Specifically, MBS had failed to develop, implement, and maintain a written security information program, and did not ensure sensitive personal information stored on portable electronic devices was encrypted. MBS had also failed to train staff how to reasonably safeguard personal information.

A consent judgement against MBS was obtained by Massachusetts attorney General Maura Healey. That judgement requires MBS to pay a financial penalty and develop, implement, and maintain a comprehensive information security program and train staff how to handle and safeguard personal information.

Attorney general Healey said, “This settlement ensures that this company implements the necessary protections so this type of breach never happens again and sends a clear message about the importance of safeguarding the sensitive information of children and others.”

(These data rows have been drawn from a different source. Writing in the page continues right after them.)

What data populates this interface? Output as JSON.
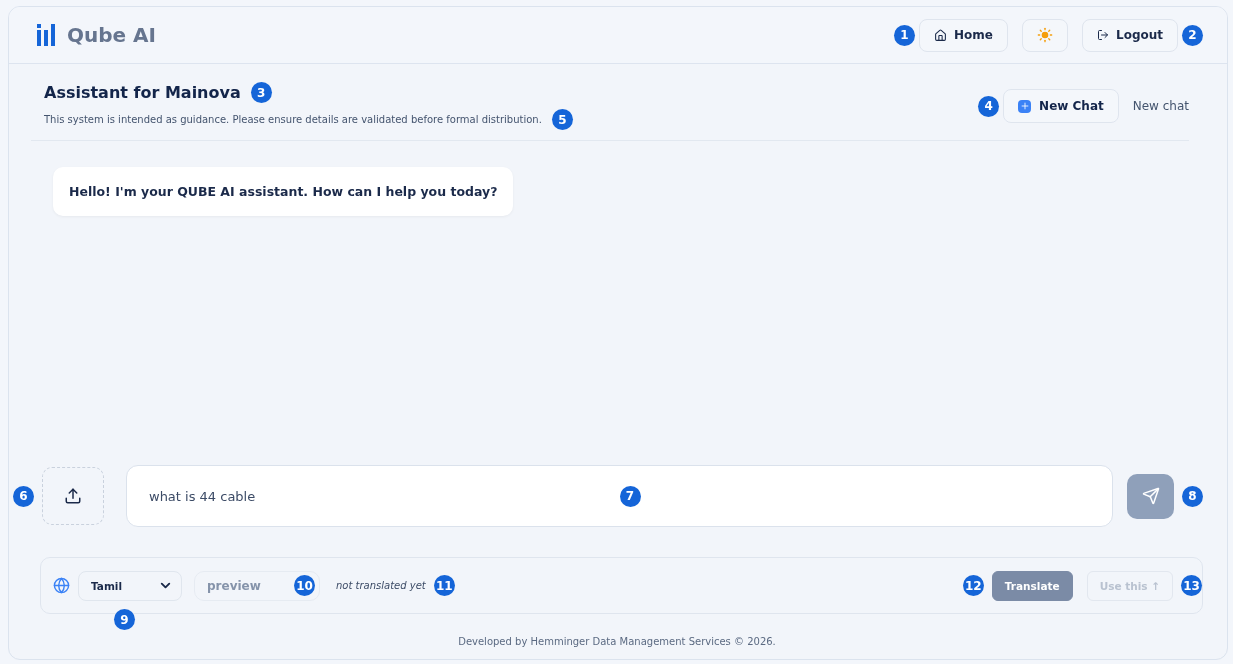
{
  "header": {
    "brand": "Qube AI",
    "home": {
      "label": "Home",
      "callout": "1"
    },
    "logout": {
      "label": "Logout",
      "callout": "2"
    }
  },
  "assistant": {
    "title": "Assistant for Mainova",
    "title_callout": "3",
    "subtitle": "This system is intended as guidance. Please ensure details are validated before formal distribution.",
    "subtitle_callout": "5",
    "new_chat_button": {
      "label": "New Chat",
      "callout": "4"
    },
    "new_chat_link": "New chat"
  },
  "messages": [
    {
      "text": "Hello! I'm your QUBE AI assistant. How can I help you today?"
    }
  ],
  "composer": {
    "upload_callout": "6",
    "value": "what is 44 cable",
    "input_callout": "7",
    "send_callout": "8"
  },
  "translate_bar": {
    "language": "Tamil",
    "language_callout": "9",
    "preview_placeholder": "preview",
    "preview_callout": "10",
    "status": "not translated yet",
    "status_callout": "11",
    "translate": {
      "label": "Translate",
      "callout": "12",
      "disabled": false
    },
    "use_this": {
      "label": "Use this ↑",
      "callout": "13",
      "disabled": true
    }
  },
  "footer": "Developed by Hemminger Data Management Services © 2026."
}
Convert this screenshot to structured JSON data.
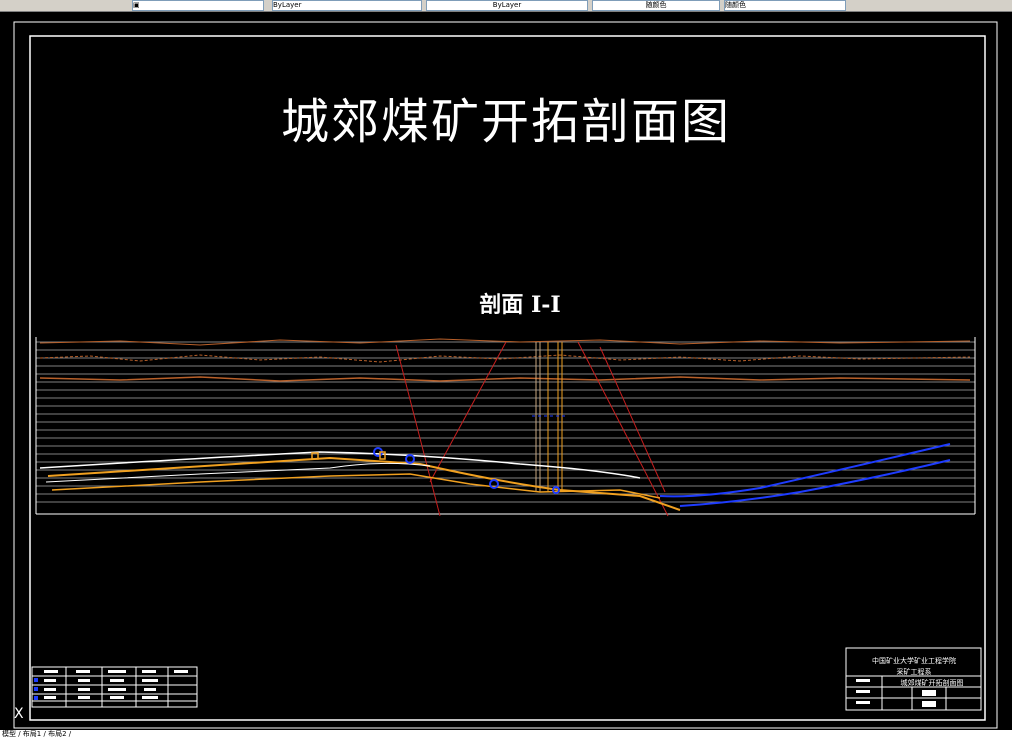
{
  "toolbar": {
    "items": [
      "ByLayer",
      "ByLayer",
      "随颜色",
      "随颜色"
    ]
  },
  "drawing": {
    "title": "城郊煤矿开拓剖面图",
    "section_label": "剖面  I-I"
  },
  "title_block": {
    "school": "中国矿业大学矿业工程学院",
    "major": "采矿工程系",
    "drawing_name": "城郊煤矿开拓剖面图"
  },
  "status": {
    "text": "模型 / 布局1 / 布局2 /"
  },
  "colors": {
    "background": "#000000",
    "frame": "#ffffff",
    "strata": "#b8602a",
    "coal_seam": "#f0a020",
    "roadway": "#1e3cff",
    "fault": "#c81e1e"
  }
}
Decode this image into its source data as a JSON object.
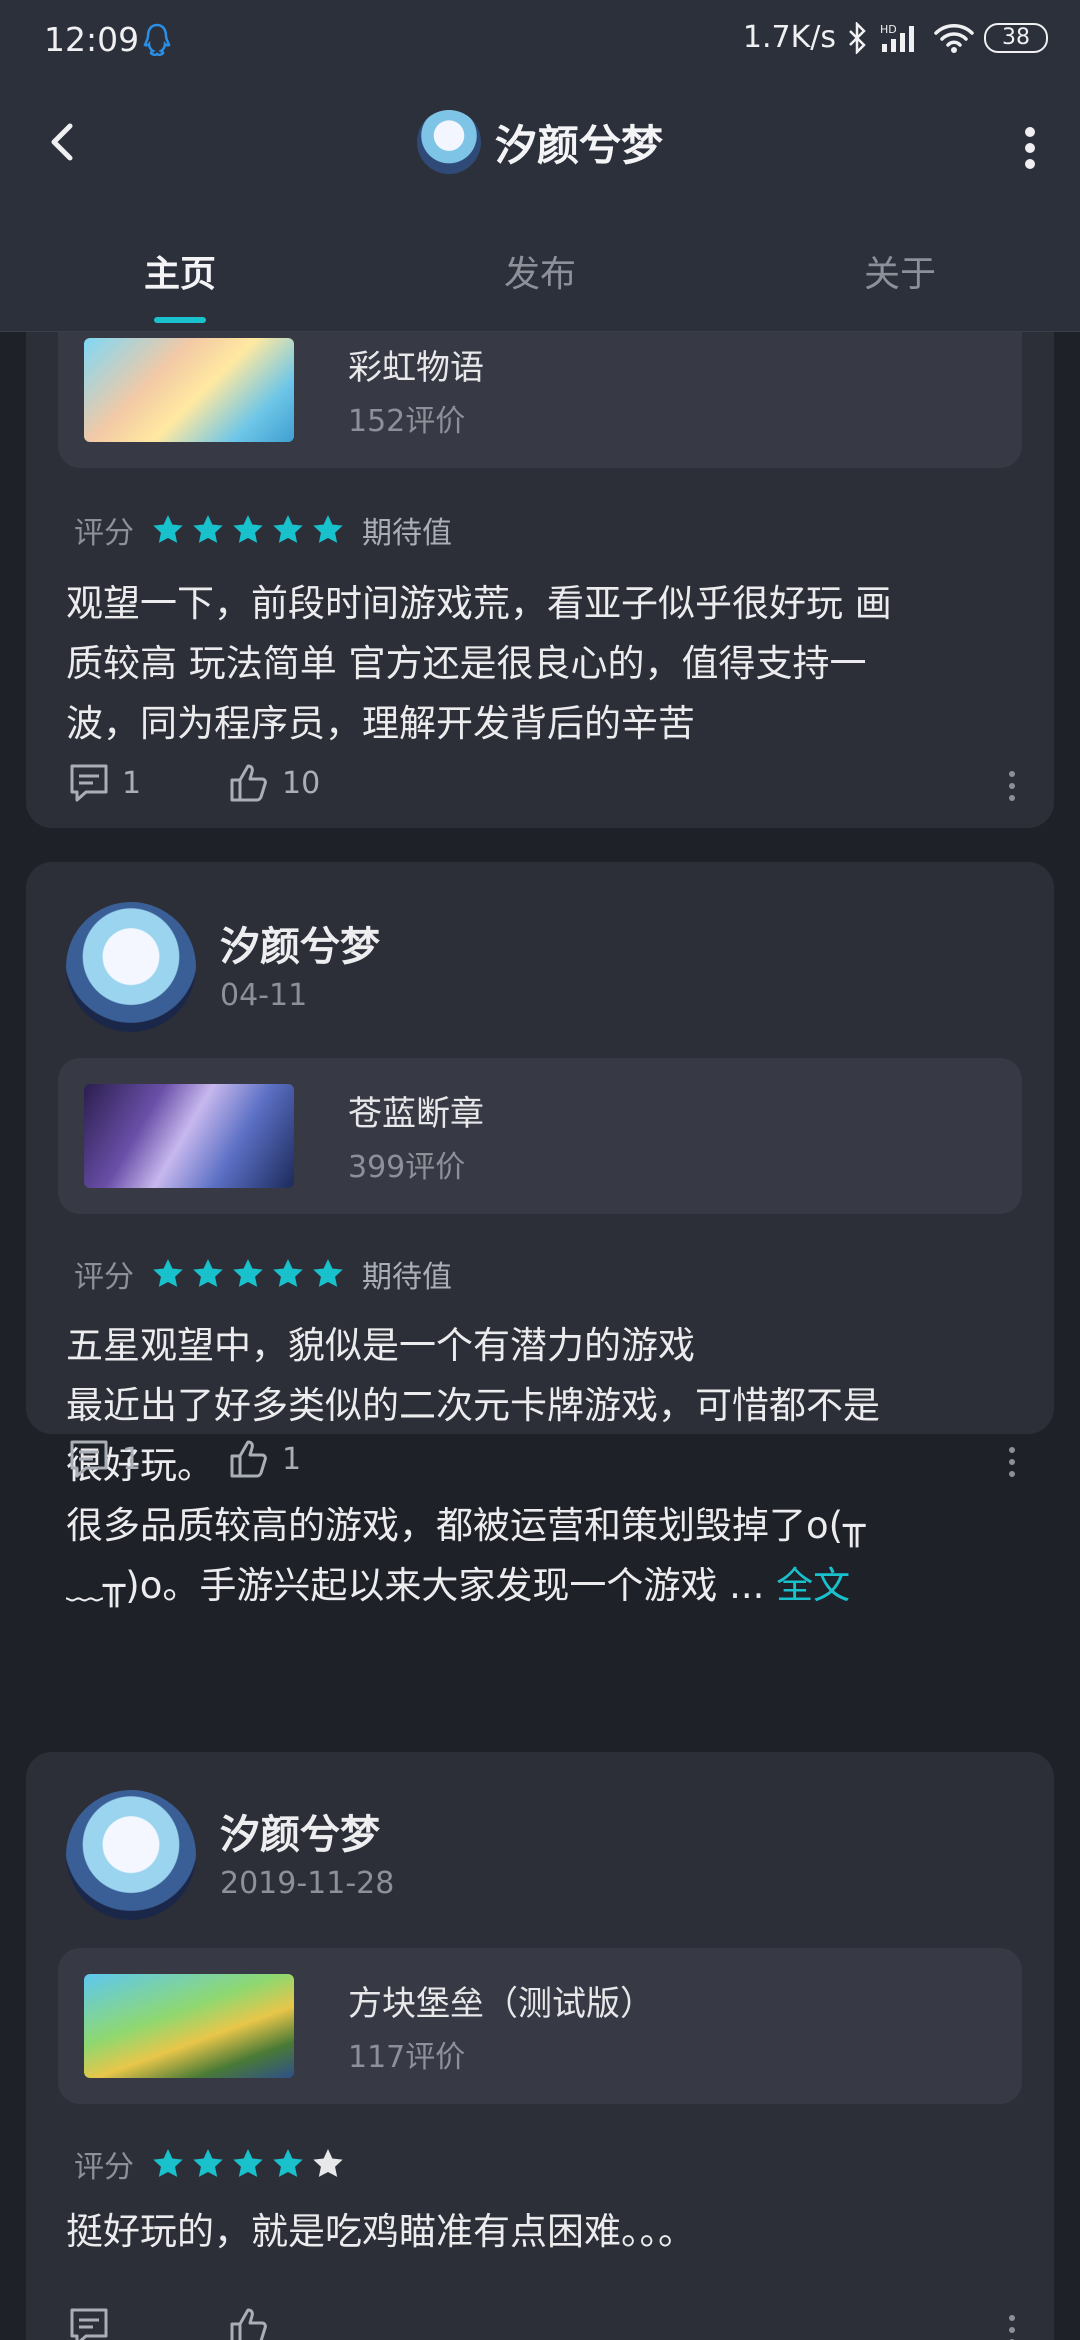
{
  "status_bar": {
    "time": "12:09",
    "network_speed": "1.7K/s",
    "signal_label": "HD",
    "battery": "38"
  },
  "header": {
    "title": "汐颜兮梦"
  },
  "tabs": [
    {
      "label": "主页",
      "active": true
    },
    {
      "label": "发布",
      "active": false
    },
    {
      "label": "关于",
      "active": false
    }
  ],
  "colors": {
    "accent": "#19c1cc",
    "background": "#1f2128",
    "card": "#2c2f37",
    "star_empty": "#e8e8ea"
  },
  "reviews": [
    {
      "game": {
        "name": "彩虹物语",
        "reviews": "152评价"
      },
      "rating_label": "评分",
      "stars": 5,
      "rating_text": "期待值",
      "text_lines": [
        "观望一下，前段时间游戏荒，看亚子似乎很好玩 画",
        "质较高 玩法简单 官方还是很良心的，值得支持一",
        "波，同为程序员，理解开发背后的辛苦"
      ],
      "comments": "1",
      "likes": "10"
    },
    {
      "user": "汐颜兮梦",
      "date": "04-11",
      "game": {
        "name": "苍蓝断章",
        "reviews": "399评价"
      },
      "rating_label": "评分",
      "stars": 5,
      "rating_text": "期待值",
      "text_lines": [
        "五星观望中，貌似是一个有潜力的游戏",
        "最近出了好多类似的二次元卡牌游戏，可惜都不是",
        "很好玩。",
        "很多品质较高的游戏，都被运营和策划毁掉了o(╥",
        "﹏╥)o。手游兴起以来大家发现一个游戏 ..."
      ],
      "full_label": "全文",
      "comments": "1",
      "likes": "1"
    },
    {
      "user": "汐颜兮梦",
      "date": "2019-11-28",
      "game": {
        "name": "方块堡垒（测试版）",
        "reviews": "117评价"
      },
      "rating_label": "评分",
      "stars": 4,
      "text_lines": [
        "挺好玩的，就是吃鸡瞄准有点困难。。。"
      ]
    }
  ]
}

Author: Steve Alder is the editor-in-chief of HIPAA Journal. Steve is responsible for editorial policy regarding the topics covered on HIPAA Journal. He is a specialist on healthcare industry legal and regulatory affairs, and has several years of experience writing about HIPAA and other related legal topics. Steve has developed a deep understanding of regulatory issues surrounding the use of information technology in the healthcare industry and has written hundreds of articles on HIPAA-related topics.